__Activity__. Return the full listing unchanged, apart from leaving out its images.

__Supplied records__.

==*==

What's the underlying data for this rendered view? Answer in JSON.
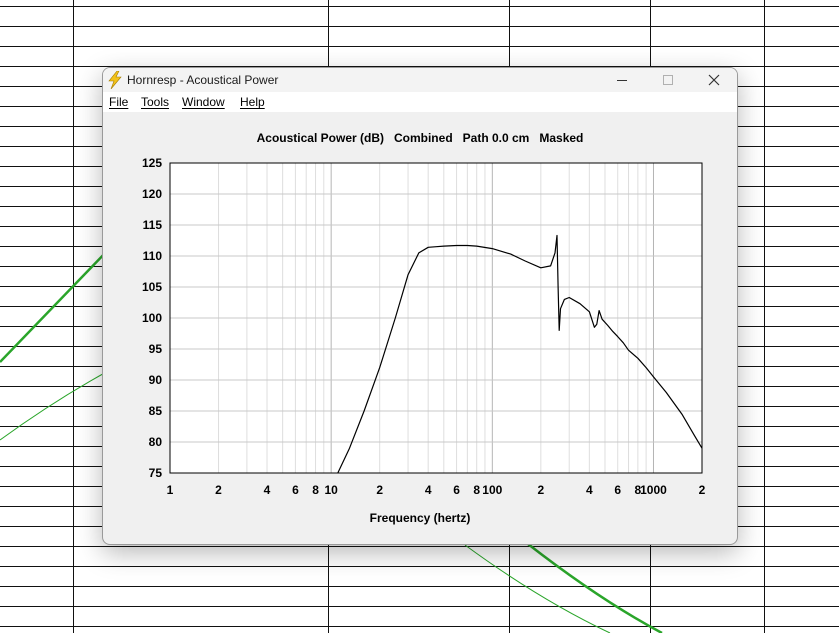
{
  "window": {
    "title": "Hornresp - Acoustical Power",
    "icon": "lightning-icon"
  },
  "menu": [
    "File",
    "Tools",
    "Window",
    "Help"
  ],
  "colors": {
    "background_curve": "#2aa52a",
    "response_curve": "#000000",
    "grid": "#c8c8c8"
  },
  "chart_data": {
    "type": "line",
    "title": "Acoustical Power (dB)   Combined   Path 0.0 cm   Masked",
    "xlabel": "Frequency (hertz)",
    "ylabel": "",
    "xscale": "log",
    "xlim": [
      1,
      2000
    ],
    "ylim": [
      75,
      125
    ],
    "grid": true,
    "yticks": [
      75,
      80,
      85,
      90,
      95,
      100,
      105,
      110,
      115,
      120,
      125
    ],
    "xtick_values": [
      1,
      2,
      4,
      6,
      8,
      10,
      20,
      40,
      60,
      80,
      100,
      200,
      400,
      600,
      800,
      1000,
      2000
    ],
    "xtick_labels": [
      "1",
      "2",
      "4",
      "6",
      "8",
      "10",
      "2",
      "4",
      "6",
      "8",
      "100",
      "2",
      "4",
      "6",
      "8",
      "1000",
      "2"
    ],
    "series": [
      {
        "x": [
          11,
          13,
          16,
          20,
          25,
          30,
          35,
          40,
          45,
          50,
          60,
          70,
          80,
          100,
          130,
          160,
          200,
          230,
          245,
          252,
          256,
          260,
          265,
          280,
          300,
          350,
          400,
          430,
          445,
          460,
          480,
          520,
          560,
          600,
          650,
          700,
          800,
          900,
          1000,
          1200,
          1500,
          1800,
          2000
        ],
        "y": [
          75,
          79,
          85,
          92,
          100,
          107,
          110.5,
          111.4,
          111.5,
          111.6,
          111.7,
          111.7,
          111.6,
          111.2,
          110.3,
          109.2,
          108.1,
          108.4,
          110.5,
          113.3,
          105,
          98,
          101.5,
          103,
          103.3,
          102.3,
          101,
          98.5,
          99,
          101.2,
          99.8,
          98.8,
          97.8,
          97,
          96,
          94.8,
          93.5,
          92,
          90.5,
          88,
          84.5,
          81,
          79
        ]
      }
    ]
  }
}
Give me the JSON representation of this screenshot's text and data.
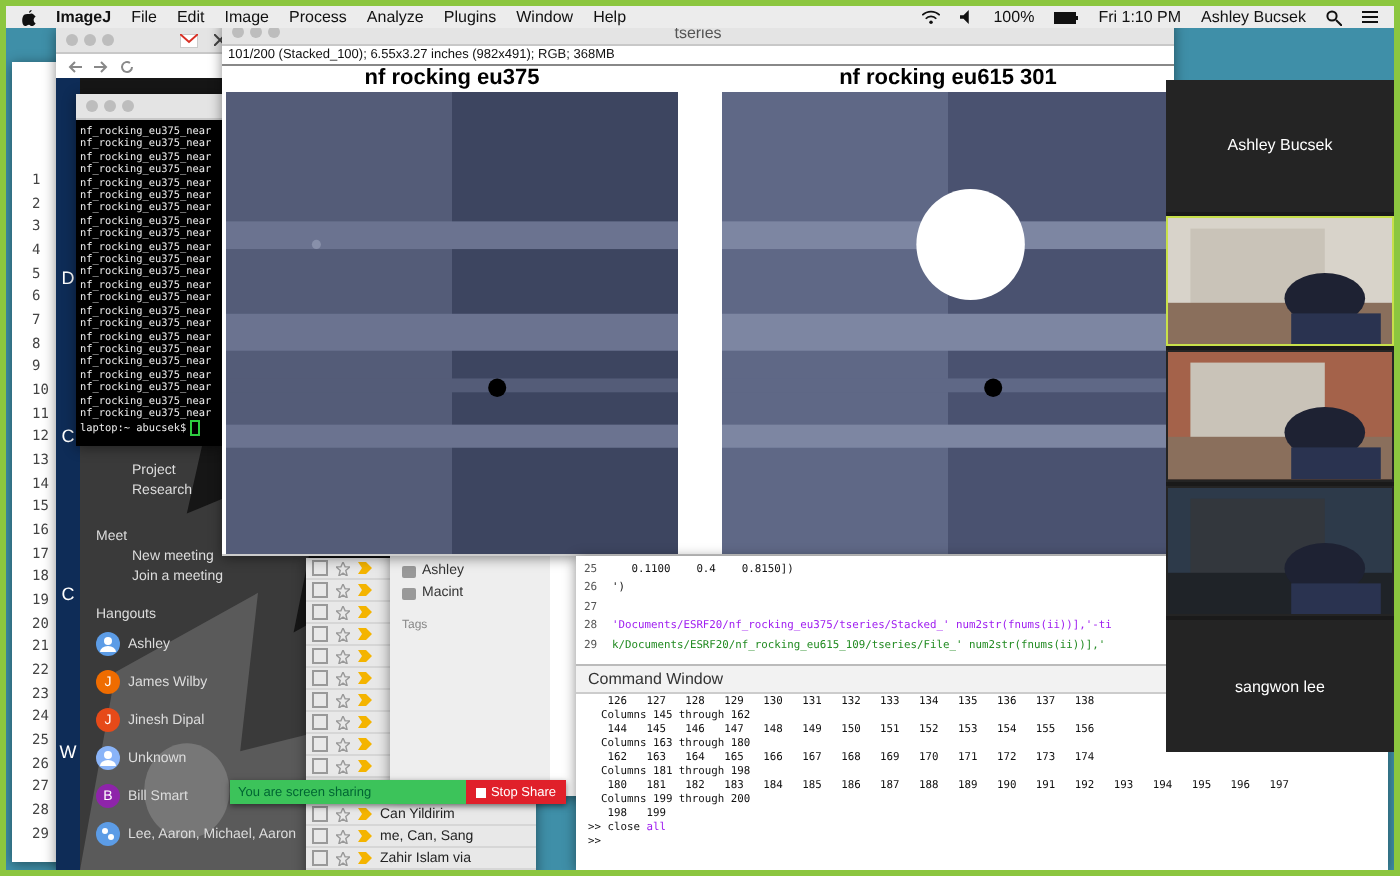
{
  "menubar": {
    "app": "ImageJ",
    "menus": [
      "File",
      "Edit",
      "Image",
      "Process",
      "Analyze",
      "Plugins",
      "Window",
      "Help"
    ],
    "battery": "100%",
    "clock": "Fri 1:10 PM",
    "user": "Ashley Bucsek"
  },
  "editor_gutter": [
    "1",
    "2",
    "3",
    "4",
    "5",
    "6",
    "7",
    "8",
    "9",
    "10",
    "11",
    "12",
    "13",
    "14",
    "15",
    "16",
    "17",
    "18",
    "19",
    "20",
    "21",
    "22",
    "23",
    "24",
    "25",
    "26",
    "27",
    "28",
    "29"
  ],
  "gmail": {
    "sidebar_letters": [
      "D",
      "C",
      "C",
      "W"
    ],
    "nav": [
      "Project",
      "Research"
    ],
    "meet_heading": "Meet",
    "meet_items": [
      "New meeting",
      "Join a meeting"
    ],
    "hangouts_heading": "Hangouts",
    "contacts": [
      {
        "name": "Ashley",
        "kind": "silhouette",
        "color": "#5c9ce6"
      },
      {
        "name": "James Wilby",
        "kind": "initial",
        "initial": "J",
        "color": "#ef6c00"
      },
      {
        "name": "Jinesh Dipal",
        "kind": "initial",
        "initial": "J",
        "color": "#e64a19"
      },
      {
        "name": "Unknown",
        "kind": "silhouette",
        "color": "#8ab4f8"
      },
      {
        "name": "Bill Smart",
        "kind": "initial",
        "initial": "B",
        "color": "#8e24aa"
      },
      {
        "name": "Lee, Aaron, Michael, Aaron",
        "kind": "group",
        "color": "#5c9ce6"
      }
    ],
    "mail_rows": [
      {
        "checked": false
      },
      {
        "checked": false
      },
      {
        "checked": false
      },
      {
        "checked": false
      },
      {
        "checked": false
      },
      {
        "checked": false
      },
      {
        "checked": false
      },
      {
        "checked": false
      },
      {
        "checked": false
      },
      {
        "checked": false
      },
      {
        "checked": false,
        "sender": "Can Yildirim"
      },
      {
        "checked": false,
        "sender": "me, Can, Sang"
      },
      {
        "checked": false,
        "sender": "Zahir Islam via"
      }
    ]
  },
  "terminal": {
    "lines": [
      "nf_rocking_eu375_near",
      "nf_rocking_eu375_near",
      "nf_rocking_eu375_near",
      "nf_rocking_eu375_near",
      "nf_rocking_eu375_near",
      "nf_rocking_eu375_near",
      "nf_rocking_eu375_near",
      "nf_rocking_eu375_near",
      "nf_rocking_eu375_near",
      "nf_rocking_eu375_near",
      "nf_rocking_eu375_near",
      "nf_rocking_eu375_near",
      "nf_rocking_eu375_near",
      "nf_rocking_eu375_near",
      "nf_rocking_eu375_near",
      "nf_rocking_eu375_near",
      "nf_rocking_eu375_near",
      "nf_rocking_eu375_near",
      "nf_rocking_eu375_near",
      "nf_rocking_eu375_near",
      "nf_rocking_eu375_near",
      "nf_rocking_eu375_near",
      "nf_rocking_eu375_near"
    ],
    "prompt": "laptop:~ abucsek$"
  },
  "tseries": {
    "title": "tseries",
    "info": "101/200 (Stacked_100); 6.55x3.27 inches (982x491); RGB; 368MB",
    "panels": [
      {
        "title": "nf rocking eu375",
        "kind": "dim"
      },
      {
        "title": "nf rocking eu615 301",
        "kind": "bright"
      }
    ]
  },
  "finder": {
    "items": [
      "Ashley",
      "Macint"
    ],
    "tags": "Tags"
  },
  "matlab": {
    "editor": [
      {
        "number": "25",
        "text": "   0.1100    0.4    0.8150])",
        "kind": "plain"
      },
      {
        "number": "26",
        "text": "')",
        "kind": "plain"
      },
      {
        "number": "27"
      },
      {
        "number": "28",
        "text": "'Documents/ESRF20/nf_rocking_eu375/tseries/Stacked_' num2str(fnums(ii))],'-ti",
        "kind": "string"
      },
      {
        "number": "29",
        "text": "k/Documents/ESRF20/nf_rocking_eu615_109/tseries/File_' num2str(fnums(ii))],'",
        "kind": "comment"
      }
    ],
    "command_title": "Command Window",
    "output": [
      "   126   127   128   129   130   131   132   133   134   135   136   137   138",
      "  Columns 145 through 162",
      "   144   145   146   147   148   149   150   151   152   153   154   155   156",
      "  Columns 163 through 180",
      "   162   163   164   165   166   167   168   169   170   171   172   173   174",
      "  Columns 181 through 198",
      "   180   181   182   183   184   185   186   187   188   189   190   191   192   193   194   195   196   197",
      "  Columns 199 through 200",
      "   198   199"
    ],
    "command": {
      "prompt": ">>",
      "verb": "close",
      "arg": "all"
    },
    "prompt": ">>"
  },
  "share_bar": {
    "text": "You are screen sharing",
    "stop": "Stop Share"
  },
  "zoom_tiles": [
    {
      "kind": "name",
      "name": "Ashley Bucsek",
      "active": false
    },
    {
      "kind": "video",
      "active": true
    },
    {
      "kind": "video",
      "active": false
    },
    {
      "kind": "video",
      "active": false
    },
    {
      "kind": "name",
      "name": "sangwon lee",
      "active": false
    }
  ]
}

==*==

__Output for this task__.
What's the underlying data for this rendered view? Answer in JSON.
{
  "window": {
    "title": "Hornresp - Acoustical Power",
    "icon": "lightning-icon"
  },
  "menu": [
    "File",
    "Tools",
    "Window",
    "Help"
  ],
  "colors": {
    "background_curve": "#2aa52a",
    "response_curve": "#000000",
    "grid": "#c8c8c8"
  },
  "chart_data": {
    "type": "line",
    "title": "Acoustical Power (dB)   Combined   Path 0.0 cm   Masked",
    "xlabel": "Frequency (hertz)",
    "ylabel": "",
    "xscale": "log",
    "xlim": [
      1,
      2000
    ],
    "ylim": [
      75,
      125
    ],
    "grid": true,
    "yticks": [
      75,
      80,
      85,
      90,
      95,
      100,
      105,
      110,
      115,
      120,
      125
    ],
    "xtick_values": [
      1,
      2,
      4,
      6,
      8,
      10,
      20,
      40,
      60,
      80,
      100,
      200,
      400,
      600,
      800,
      1000,
      2000
    ],
    "xtick_labels": [
      "1",
      "2",
      "4",
      "6",
      "8",
      "10",
      "2",
      "4",
      "6",
      "8",
      "100",
      "2",
      "4",
      "6",
      "8",
      "1000",
      "2"
    ],
    "series": [
      {
        "x": [
          11,
          13,
          16,
          20,
          25,
          30,
          35,
          40,
          45,
          50,
          60,
          70,
          80,
          100,
          130,
          160,
          200,
          230,
          245,
          252,
          256,
          260,
          265,
          280,
          300,
          350,
          400,
          430,
          445,
          460,
          480,
          520,
          560,
          600,
          650,
          700,
          800,
          900,
          1000,
          1200,
          1500,
          1800,
          2000
        ],
        "y": [
          75,
          79,
          85,
          92,
          100,
          107,
          110.5,
          111.4,
          111.5,
          111.6,
          111.7,
          111.7,
          111.6,
          111.2,
          110.3,
          109.2,
          108.1,
          108.4,
          110.5,
          113.3,
          105,
          98,
          101.5,
          103,
          103.3,
          102.3,
          101,
          98.5,
          99,
          101.2,
          99.8,
          98.8,
          97.8,
          97,
          96,
          94.8,
          93.5,
          92,
          90.5,
          88,
          84.5,
          81,
          79
        ]
      }
    ]
  }
}
Give me the JSON representation of this screenshot's text and data.
{
  "menubar": {
    "app": "ImageJ",
    "menus": [
      "File",
      "Edit",
      "Image",
      "Process",
      "Analyze",
      "Plugins",
      "Window",
      "Help"
    ],
    "battery": "100%",
    "clock": "Fri 1:10 PM",
    "user": "Ashley Bucsek"
  },
  "editor_gutter": [
    "1",
    "2",
    "3",
    "4",
    "5",
    "6",
    "7",
    "8",
    "9",
    "10",
    "11",
    "12",
    "13",
    "14",
    "15",
    "16",
    "17",
    "18",
    "19",
    "20",
    "21",
    "22",
    "23",
    "24",
    "25",
    "26",
    "27",
    "28",
    "29"
  ],
  "gmail": {
    "sidebar_letters": [
      "D",
      "C",
      "C",
      "W"
    ],
    "nav": [
      "Project",
      "Research"
    ],
    "meet_heading": "Meet",
    "meet_items": [
      "New meeting",
      "Join a meeting"
    ],
    "hangouts_heading": "Hangouts",
    "contacts": [
      {
        "name": "Ashley",
        "kind": "silhouette",
        "color": "#5c9ce6"
      },
      {
        "name": "James Wilby",
        "kind": "initial",
        "initial": "J",
        "color": "#ef6c00"
      },
      {
        "name": "Jinesh Dipal",
        "kind": "initial",
        "initial": "J",
        "color": "#e64a19"
      },
      {
        "name": "Unknown",
        "kind": "silhouette",
        "color": "#8ab4f8"
      },
      {
        "name": "Bill Smart",
        "kind": "initial",
        "initial": "B",
        "color": "#8e24aa"
      },
      {
        "name": "Lee, Aaron, Michael, Aaron",
        "kind": "group",
        "color": "#5c9ce6"
      }
    ],
    "mail_rows": [
      {
        "checked": false
      },
      {
        "checked": false
      },
      {
        "checked": false
      },
      {
        "checked": false
      },
      {
        "checked": false
      },
      {
        "checked": false
      },
      {
        "checked": false
      },
      {
        "checked": false
      },
      {
        "checked": false
      },
      {
        "checked": false
      },
      {
        "checked": false,
        "sender": "Can Yildirim"
      },
      {
        "checked": false,
        "sender": "me, Can, Sang"
      },
      {
        "checked": false,
        "sender": "Zahir Islam via"
      }
    ]
  },
  "terminal": {
    "lines": [
      "nf_rocking_eu375_near",
      "nf_rocking_eu375_near",
      "nf_rocking_eu375_near",
      "nf_rocking_eu375_near",
      "nf_rocking_eu375_near",
      "nf_rocking_eu375_near",
      "nf_rocking_eu375_near",
      "nf_rocking_eu375_near",
      "nf_rocking_eu375_near",
      "nf_rocking_eu375_near",
      "nf_rocking_eu375_near",
      "nf_rocking_eu375_near",
      "nf_rocking_eu375_near",
      "nf_rocking_eu375_near",
      "nf_rocking_eu375_near",
      "nf_rocking_eu375_near",
      "nf_rocking_eu375_near",
      "nf_rocking_eu375_near",
      "nf_rocking_eu375_near",
      "nf_rocking_eu375_near",
      "nf_rocking_eu375_near",
      "nf_rocking_eu375_near",
      "nf_rocking_eu375_near"
    ],
    "prompt": "laptop:~ abucsek$"
  },
  "tseries": {
    "title": "tseries",
    "info": "101/200 (Stacked_100); 6.55x3.27 inches (982x491); RGB; 368MB",
    "panels": [
      {
        "title": "nf rocking eu375",
        "kind": "dim"
      },
      {
        "title": "nf rocking eu615 301",
        "kind": "bright"
      }
    ]
  },
  "finder": {
    "items": [
      "Ashley",
      "Macint"
    ],
    "tags": "Tags"
  },
  "matlab": {
    "editor": [
      {
        "number": "25",
        "text": "   0.1100    0.4    0.8150])",
        "kind": "plain"
      },
      {
        "number": "26",
        "text": "')",
        "kind": "plain"
      },
      {
        "number": "27"
      },
      {
        "number": "28",
        "text": "'Documents/ESRF20/nf_rocking_eu375/tseries/Stacked_' num2str(fnums(ii))],'-ti",
        "kind": "string"
      },
      {
        "number": "29",
        "text": "k/Documents/ESRF20/nf_rocking_eu615_109/tseries/File_' num2str(fnums(ii))],'",
        "kind": "comment"
      }
    ],
    "command_title": "Command Window",
    "output": [
      "   126   127   128   129   130   131   132   133   134   135   136   137   138",
      "  Columns 145 through 162",
      "   144   145   146   147   148   149   150   151   152   153   154   155   156",
      "  Columns 163 through 180",
      "   162   163   164   165   166   167   168   169   170   171   172   173   174",
      "  Columns 181 through 198",
      "   180   181   182   183   184   185   186   187   188   189   190   191   192   193   194   195   196   197",
      "  Columns 199 through 200",
      "   198   199"
    ],
    "command": {
      "prompt": ">>",
      "verb": "close",
      "arg": "all"
    },
    "prompt": ">>"
  },
  "share_bar": {
    "text": "You are screen sharing",
    "stop": "Stop Share"
  },
  "zoom_tiles": [
    {
      "kind": "name",
      "name": "Ashley Bucsek",
      "active": false
    },
    {
      "kind": "video",
      "active": true
    },
    {
      "kind": "video",
      "active": false
    },
    {
      "kind": "video",
      "active": false
    },
    {
      "kind": "name",
      "name": "sangwon lee",
      "active": false
    }
  ]
}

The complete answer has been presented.